*TASK DESCRIPTION*: In full and without change, repeat the records shown below.
___
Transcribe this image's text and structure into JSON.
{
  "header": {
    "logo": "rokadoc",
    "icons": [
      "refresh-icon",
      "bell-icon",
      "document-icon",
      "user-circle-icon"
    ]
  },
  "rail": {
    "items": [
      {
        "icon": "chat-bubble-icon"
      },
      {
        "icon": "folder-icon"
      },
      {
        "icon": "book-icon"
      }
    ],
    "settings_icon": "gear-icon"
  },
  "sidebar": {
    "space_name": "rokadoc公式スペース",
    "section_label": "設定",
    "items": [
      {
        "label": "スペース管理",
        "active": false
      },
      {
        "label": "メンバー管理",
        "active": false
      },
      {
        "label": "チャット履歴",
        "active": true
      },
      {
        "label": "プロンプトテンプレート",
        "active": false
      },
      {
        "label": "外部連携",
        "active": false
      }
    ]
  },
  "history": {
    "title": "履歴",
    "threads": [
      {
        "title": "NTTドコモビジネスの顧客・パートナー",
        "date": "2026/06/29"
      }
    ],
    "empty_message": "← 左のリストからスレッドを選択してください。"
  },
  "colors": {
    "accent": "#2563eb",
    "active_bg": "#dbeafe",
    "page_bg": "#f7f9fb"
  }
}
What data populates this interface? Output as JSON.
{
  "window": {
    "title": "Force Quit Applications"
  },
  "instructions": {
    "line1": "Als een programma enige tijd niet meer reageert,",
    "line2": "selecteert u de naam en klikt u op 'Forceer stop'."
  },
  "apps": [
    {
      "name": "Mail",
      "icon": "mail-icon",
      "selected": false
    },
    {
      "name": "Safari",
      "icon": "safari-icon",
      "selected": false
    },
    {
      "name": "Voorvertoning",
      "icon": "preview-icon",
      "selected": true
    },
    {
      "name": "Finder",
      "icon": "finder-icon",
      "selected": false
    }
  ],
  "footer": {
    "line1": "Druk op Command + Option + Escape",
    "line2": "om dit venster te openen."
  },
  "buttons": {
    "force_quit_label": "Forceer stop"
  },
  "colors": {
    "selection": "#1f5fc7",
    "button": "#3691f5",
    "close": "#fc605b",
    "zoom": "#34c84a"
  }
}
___
*ANSWER SECTION*:
Transcribe this image's text and structure into JSON.
{
  "header": {
    "logo": "rokadoc",
    "icons": [
      "refresh-icon",
      "bell-icon",
      "document-icon",
      "user-circle-icon"
    ]
  },
  "rail": {
    "items": [
      {
        "icon": "chat-bubble-icon"
      },
      {
        "icon": "folder-icon"
      },
      {
        "icon": "book-icon"
      }
    ],
    "settings_icon": "gear-icon"
  },
  "sidebar": {
    "space_name": "rokadoc公式スペース",
    "section_label": "設定",
    "items": [
      {
        "label": "スペース管理",
        "active": false
      },
      {
        "label": "メンバー管理",
        "active": false
      },
      {
        "label": "チャット履歴",
        "active": true
      },
      {
        "label": "プロンプトテンプレート",
        "active": false
      },
      {
        "label": "外部連携",
        "active": false
      }
    ]
  },
  "history": {
    "title": "履歴",
    "threads": [
      {
        "title": "NTTドコモビジネスの顧客・パートナー",
        "date": "2026/06/29"
      }
    ],
    "empty_message": "← 左のリストからスレッドを選択してください。"
  },
  "colors": {
    "accent": "#2563eb",
    "active_bg": "#dbeafe",
    "page_bg": "#f7f9fb"
  }
}
What data populates this interface? Output as JSON.
{
  "window": {
    "title": "Force Quit Applications"
  },
  "instructions": {
    "line1": "Als een programma enige tijd niet meer reageert,",
    "line2": "selecteert u de naam en klikt u op 'Forceer stop'."
  },
  "apps": [
    {
      "name": "Mail",
      "icon": "mail-icon",
      "selected": false
    },
    {
      "name": "Safari",
      "icon": "safari-icon",
      "selected": false
    },
    {
      "name": "Voorvertoning",
      "icon": "preview-icon",
      "selected": true
    },
    {
      "name": "Finder",
      "icon": "finder-icon",
      "selected": false
    }
  ],
  "footer": {
    "line1": "Druk op Command + Option + Escape",
    "line2": "om dit venster te openen."
  },
  "buttons": {
    "force_quit_label": "Forceer stop"
  },
  "colors": {
    "selection": "#1f5fc7",
    "button": "#3691f5",
    "close": "#fc605b",
    "zoom": "#34c84a"
  }
}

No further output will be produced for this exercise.